But we can be even more definitive. In 2018, three other researchers and I conducted a study in which we had people make judgments on 8,000 non-words. For example, we asked if gragwom would be considered a good word for something round. Unfortunately, grogu wasn’t one of them. But based on all of those responses, we can extrapolate that there’s a 70 per cent chance a person would say Grogu is a good word for something round.
In another study, my co-author and I went beyond shape and asked if some personality traits are metaphorically round. Indeed, we found that traits like easygoingness or introversion were considered “round traits,” while aggressiveness or harshness were considered “spiky traits.” Importantly, participants said that round-sounding names were better matches for the round traits. So not only is Grogu a good name for a round person, but also a person with an easygoing and introverted personality.
However, it seems that when coming up with the name, size mattered not, because Grogu is not a small-sounding word. Voiced stops like /g/ are associated with larger sizes, as are vowels pronounced with the tongue toward the back of the mouth — like /o/ or /u/.
One explanation is that these are evolved associations. All of these sounds have a relatively lower pitch, which is the sound that larger animals tend to make.
Regarding Grogu, our data would actually predict a 69.85 per cent chance a person would say Grogu is a good word for something large.
That being said, you might be left with the feeling that there is still something baby-like about the name Grogu. That might come from the /u/ sound at the end. Some of the first sounds that infants produce are cooing sounds like oo or even goo.
The colour of Grogu
Colour associations are a bit less straightforward than shape or size. There is evidence that back vowels (like /o/ or /u/) are associated with darker colours. But there is less evidence linking sounds with particular hues. What evidence there is would suggest vowels pronounced with the tongue high and front in the mouth — like the “ee” sound in See-Threepio (C-3PO) — are actually the ones associated with green.
But it’s worth mentioning that words for green in many languages can be traced back to words related to plants. For example, green traces back to a word related to growth. So, while it’s admittedly a stretch, there is something appropriate in the name for a green character containing the word grow.
Grogu and English
How does Grogu fit in with English words? The onset gr- is a phonestheme in English — a sound sequence that tends to occur in words with similar meanings. In particular, gr- tends to show up at the start of words related to unpleasantness or complaints, like grim, grumpy or grumble. Not so appropriate for good-natured Grogu!
Another fact is that it’s rare for an English word to end with a consonant followed by the letter “u” — words that do are typically borrowed from other languages, like haiku or guru. It’s also uncommon for North American names to end in “u.” Of the 1,000 most popular baby names for boys in the U.S. in 2019, only three ended in “u” — Beau (132nd), Keanu (630th) and Tru (926th). And Beau rhymes with doe, so technically only Keanu and Tru count here. This might actually work for Grogu, and help make the name feel more unfamiliar.

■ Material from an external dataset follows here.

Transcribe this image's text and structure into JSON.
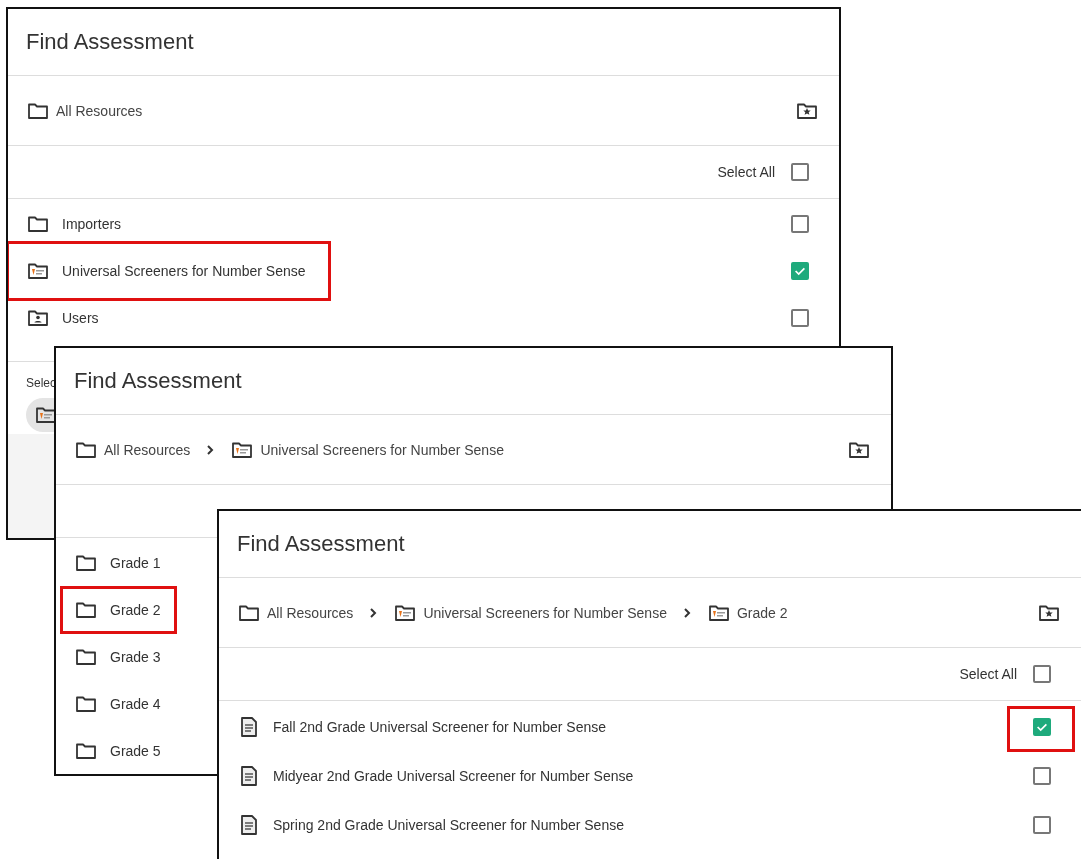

Grogu is a decent name for Baby Yoda. It’s a good name for someone round and easygoing, it ends in a baby-like sound and it has a decidedly non-English spelling.
But what if fans wanted something a little more suitable? I looked through our 8,000 non-words for one that would be judged a good match for something round, small and spiritual. The best option? Melion (MEL-EE-UN). I’ll leave it to the comments section to decide if that’s better than Grogu, but I think Melion and The Mandalorian has a nice ring to it!
This article originally appeared in The Conversation on 20 December 2020.
- Original article in The Conversation
- David Sidhu’s academic profile
- UCL Psychology & Language Sciences
- UCL Faculty of Brain Sciences